by Devina Gunawan
I saw this movie a couple of weeks ago and I have to say, despite feeling a little bit offended with the fact that my childhood was going to be relived in a movie, I enjoyed it.
It was good. And it certainly served my childhood nightmares some justice.
I grew up reading Goosebumps series, and staying up late at night because I would be worried that somewhere out there a living dummy was searching for me. I do not know why, but the dummy was my worst nightmare.
So this is for my childhood.
After a loss of a father and husband, a pair of mother and son duo decided to move from New York to Madison, Delaware (yes, try finding that on a map). They moved into a nice neighborhood and the son, Zach, was greeted warmly by the girl next door Hannah, whose father was an overprotective, mysterious man who wouldn’t let anyone near his daughter.
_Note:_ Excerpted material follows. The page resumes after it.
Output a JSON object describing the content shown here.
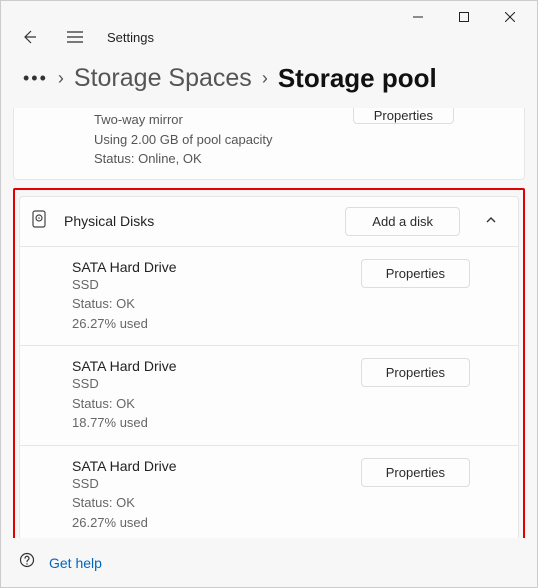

Hannah was beautiful and free spirited, and Zach was smitten. At school, he was looking for Hannah where apparently, she had never been to. However, he made a friend, Champ, an overly enthusiastic, bullied, socially awkward student.
Later on, Zach ran into Hannah again and she told him that she had been homeschooled. She then took him to an abandoned carnival in the woods and they bonded.
Young love, I’d say, but it was so romantic I couldn’t complain.
There was the Romeo and Juliet thing going on, with Hannah’s father constantly reminding Zach to stay away from his daughter. I wasn’t a fan, but then it was Jack Black. Also, did anyone else think what I was thinking?
Hannah? Girl next door? Anyone?
Okay, so at night, Zach heard Hannah and her dad fight, followed by Hannah’s banshee scream. He panicked, and then he dialed some help to come rescue Hannah. Unfortunately, the police could not function well, and Zach was dismissed as false alarm.
Not giving up on rescuing his damsel in distress, Zach dialed Champ and tried to get into his neighbor’s house. Of course, before that, he pretended to be the police and prank called Hannah’s dad to go to the police station.
Zach and Champ entered the house from the basement, and they found that the house was full of traps. It was strange, but then nothing could slow Zach down and stop him from finding Hannah. They eventually got to the library and were amused at the full collection of Goosebumps scripts, which were all locked.
Hannah found the boys and accidentally they opened a book, due to Champ’s adamant request on opening one. The book opened and the Abominable Snowman emerged.
My heart skipped a beat. I knew worse things were coming out.
Please, anything but the dummy. But of course I knew Slappy would come out, I’d seen the trailer.
So Hannah decided to go after the Snowman to put him back in the book, and the boys followed. They were about to get killed by the yeti when Hannah’s father saved them by trapping the monster back in the book.
And as it turned out, Hannah’s father was Stine, the author of Goosebumps. (You will see the real Stine in this movie though, just wait for it)
So the four of them went back to Stine’s house only to find out that one book, one particular book was opened, and it was Slappy’s turn for revenge. Slappy was angry that he had been trapped in a book for so long, so he released every monster from the books and burned the books so that the monsters were set free.
On the quest of trapping the monsters into a new book, Zach found out that Hannah was a ghost, and that she was a character from one of the books. Tadaah! That explained why she was not allowed to leave the house and that Stine made sure that nobody would see her.
Zach didn’t care however, since he had fallen for Hannah and just wanted her to be happy.
The four ran around town to avoid the monsters and to get to the school, where a magical typewriter was displayed, and it was the only thing that Stine could use to write a story to trap the monsters in. They crashed into a dance at school and enlisted the help of the whole student body to stop the monsters.
In the end, Zach had to make the final decision to trap every single monster out, including Hannah, or let all of them roam free in the world.
This movie was well acted. I loved the cast, and I loved the development. It was definitely re-watchable, and I would get a DVD for next Halloween.
The CGI was a disappointment, because they looked very cartoon-ish. I expected a lot more, but considering that this was a movie made to relive childhood, I didn’t mind so much. The plotline was interesting for the characters, although I wasn’t rooting so much for the ending given.
Female characters in this movie needed more, but then I guess the writers did what they could for them. I would prefer a stronger female lead and a better story lines for the women, but I didn’t spot anything too discriminating that I had to get up in the middle of the movie and cry, “Stop!”
Goosebumps got a 7 out of 10 from me.